The population is built and then sorted randomly. The data is placed into the inputs and targets for the neural net. The last 20% of the data will be used for testing.

#   all samples are drawn from this population
pop_len = 200
factor = 1.0 / float(pop_len)
population = [[i, math.sin(float(i) * factor * 10.0) + \
                random.gauss(float(i) * factor, .2)]
                    for i in range(pop_len)]

all_inputs = []
all_targets = []

def population_gen(population):
    This function shuffles the values of the population and yields the
    items in a random fashion.


    pop_sort = [item for item in population]

    for item in pop_sort:
        yield item

#   Build the inputs
for position, target in population_gen(population):
    pos = float(position)
    all_inputs.append([random.random(), pos * factor])

chart showing the network structure

Network Structure

After importing and instantiating the main class NeuralNet called net. Then, it specifies a network structure of 2 inputs, 1 hidden layer of 10 nodes, and finally, 1 output. Note that this hidden layer is a list and can contain any number of hidden layers, although more than two hidden layers would be unusual.

The default values initiate a network structure with a set of network nodes. Each node is fully connected to the layer below. In addition, the learn rate is set to .20. That means that 20% of the error between each instance of target and output will be communicated back down the network during training. The next step in the process is to randomize the weights of each connection. Without starting random values, the process of search is not able to differentiate one set of nodes from another.

net = NeuralNet()
net.init_layers(2, [10], 1)


#   Set to constrain beginning weights to -.5 to .5
#       Just to show we can

Now that the network structure is created, the inputs and targets are loaded into the system.


The first 80% of the data will be used for learning and the rest will be set aside for testing. We will skip validation testing for these purposes. The net object is notified of that in the following:

length = len(all_inputs)
learn_end_point = int(length * .8)

net.set_learn_range(0, learn_end_point)
net.set_test_range(learn_end_point + 1, length - 1)

The activation types for a network default to 'linear' for the input layer, 'sigmoid' for the hidden layers, and 'linear' for the output. For this example, the hidden layer will be set to 'tanh'. Layers are organized in a list with the input layer as 0, hidden layers 1 and above, ending in the output layer as the last.


At this point we have the data loaded, the network structure defined and ready. We can now start the network learn process which sets the appropriate weights for each connection. This process will be run in this case with 10 trips through the data. Each trip is called an epoch. There is also an option of loading in the data in a random fashion.

net.learn(epochs=125, show_epoch_results=True,

With learning complete, it is time to test and evaluate the results.

mse = net.test()

To view the results we will use some matplotlib charts. The first chart compares the test versus actual for the 20% that was tested.

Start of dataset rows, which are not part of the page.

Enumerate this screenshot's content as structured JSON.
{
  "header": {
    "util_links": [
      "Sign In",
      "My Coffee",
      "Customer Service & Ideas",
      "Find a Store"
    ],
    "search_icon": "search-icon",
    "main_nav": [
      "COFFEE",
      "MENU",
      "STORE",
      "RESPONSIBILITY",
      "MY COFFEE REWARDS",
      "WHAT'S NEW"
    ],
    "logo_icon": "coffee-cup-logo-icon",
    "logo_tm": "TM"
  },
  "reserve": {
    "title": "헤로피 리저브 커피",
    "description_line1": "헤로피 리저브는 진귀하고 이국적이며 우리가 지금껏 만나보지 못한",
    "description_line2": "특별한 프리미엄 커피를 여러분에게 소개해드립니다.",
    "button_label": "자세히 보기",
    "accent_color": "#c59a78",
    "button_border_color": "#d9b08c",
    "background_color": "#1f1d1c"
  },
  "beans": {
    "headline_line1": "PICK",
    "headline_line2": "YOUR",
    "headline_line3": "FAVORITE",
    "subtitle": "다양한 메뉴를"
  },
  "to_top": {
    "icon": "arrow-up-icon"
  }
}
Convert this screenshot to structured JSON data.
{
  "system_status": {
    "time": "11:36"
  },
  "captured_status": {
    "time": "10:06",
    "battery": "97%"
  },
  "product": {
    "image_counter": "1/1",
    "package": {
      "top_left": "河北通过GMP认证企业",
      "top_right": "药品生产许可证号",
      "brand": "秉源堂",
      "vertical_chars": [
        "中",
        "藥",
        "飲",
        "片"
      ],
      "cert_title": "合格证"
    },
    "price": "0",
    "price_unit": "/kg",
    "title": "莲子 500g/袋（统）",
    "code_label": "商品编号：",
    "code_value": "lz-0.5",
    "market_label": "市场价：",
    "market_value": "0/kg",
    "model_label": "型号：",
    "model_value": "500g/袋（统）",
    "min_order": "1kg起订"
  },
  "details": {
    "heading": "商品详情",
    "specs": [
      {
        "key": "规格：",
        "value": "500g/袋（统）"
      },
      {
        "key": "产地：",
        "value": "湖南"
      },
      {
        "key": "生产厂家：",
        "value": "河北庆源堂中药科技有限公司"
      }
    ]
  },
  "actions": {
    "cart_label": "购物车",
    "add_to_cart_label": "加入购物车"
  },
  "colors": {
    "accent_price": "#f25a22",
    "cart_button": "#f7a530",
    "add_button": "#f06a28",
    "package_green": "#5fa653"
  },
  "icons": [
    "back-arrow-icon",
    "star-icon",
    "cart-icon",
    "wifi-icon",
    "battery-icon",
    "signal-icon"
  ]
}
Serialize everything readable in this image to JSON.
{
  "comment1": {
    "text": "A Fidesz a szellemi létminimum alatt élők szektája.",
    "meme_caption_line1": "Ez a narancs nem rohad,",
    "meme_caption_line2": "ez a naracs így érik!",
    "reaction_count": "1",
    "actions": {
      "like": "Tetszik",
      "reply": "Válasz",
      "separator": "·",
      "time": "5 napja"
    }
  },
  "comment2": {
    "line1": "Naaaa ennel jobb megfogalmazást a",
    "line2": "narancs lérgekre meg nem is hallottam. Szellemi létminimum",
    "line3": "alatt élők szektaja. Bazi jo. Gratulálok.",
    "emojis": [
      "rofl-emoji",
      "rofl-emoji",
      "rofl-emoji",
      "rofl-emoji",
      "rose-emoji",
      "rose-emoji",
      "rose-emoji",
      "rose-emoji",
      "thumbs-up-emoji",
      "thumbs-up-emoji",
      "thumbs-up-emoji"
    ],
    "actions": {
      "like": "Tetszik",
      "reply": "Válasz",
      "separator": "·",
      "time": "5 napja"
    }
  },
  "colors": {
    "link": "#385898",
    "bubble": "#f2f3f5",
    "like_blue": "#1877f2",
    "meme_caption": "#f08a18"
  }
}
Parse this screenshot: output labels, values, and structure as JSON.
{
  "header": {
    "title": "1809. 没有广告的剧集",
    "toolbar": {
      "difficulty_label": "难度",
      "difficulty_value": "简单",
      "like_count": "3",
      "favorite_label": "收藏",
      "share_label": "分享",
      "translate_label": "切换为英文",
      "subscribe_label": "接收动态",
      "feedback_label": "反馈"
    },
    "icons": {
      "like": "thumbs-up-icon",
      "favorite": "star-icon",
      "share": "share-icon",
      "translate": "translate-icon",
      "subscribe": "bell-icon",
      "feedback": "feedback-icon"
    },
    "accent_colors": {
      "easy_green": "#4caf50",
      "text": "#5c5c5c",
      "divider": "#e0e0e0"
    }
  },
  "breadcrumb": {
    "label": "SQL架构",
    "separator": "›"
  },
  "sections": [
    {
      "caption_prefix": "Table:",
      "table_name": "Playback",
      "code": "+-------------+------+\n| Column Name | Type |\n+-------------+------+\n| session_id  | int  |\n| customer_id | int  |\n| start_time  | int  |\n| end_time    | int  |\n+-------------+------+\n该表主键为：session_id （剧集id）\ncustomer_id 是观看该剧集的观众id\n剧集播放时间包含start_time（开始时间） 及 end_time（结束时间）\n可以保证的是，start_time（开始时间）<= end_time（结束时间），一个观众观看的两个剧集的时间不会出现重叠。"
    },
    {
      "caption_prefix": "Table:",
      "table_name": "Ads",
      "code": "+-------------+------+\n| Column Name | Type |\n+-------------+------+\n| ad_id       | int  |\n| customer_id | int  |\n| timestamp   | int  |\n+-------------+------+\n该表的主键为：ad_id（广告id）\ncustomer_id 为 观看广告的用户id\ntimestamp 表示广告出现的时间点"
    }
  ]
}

You can see that the general shape of the population shows in the sample. In addition, the actual values are mostly representative of the target values. Because of the random component of the population data, there is no expectation that it would exactly match.

The second chart shows the mean squared errors for each epoch. Ideally, the progress of reducing error should be steadily downwards.

     showing target values vs actuals

     showing mean squared errors by epoch

Below, is the code used to generate the charts:

test_positions = [item[0][1] * 1000.0 for item in net.get_test_data()]

all_targets1 = [item[0][0] for item in net.test_targets_activations]
allactuals = [item[1][0] for item in net.test_targets_activations]

#   This is quick and dirty, but it will show the results
subplot(3, 1, 1)
plot([i[1] for i in population])

subplot(3, 1, 2)
plot(test_positions, all_targets1, 'bo', label='targets')
plot(test_positions, allactuals, 'ro', label='actuals')
legend(loc='lower left', numpoints=1)
title("Test Target Points vs Actual Points")

subplot(3, 1, 3)
plot(range(1, len(net.accum_mse) + 1, 1), net.accum_mse)
ylabel('mean squared error')
title("Mean Squared Error by Epoch")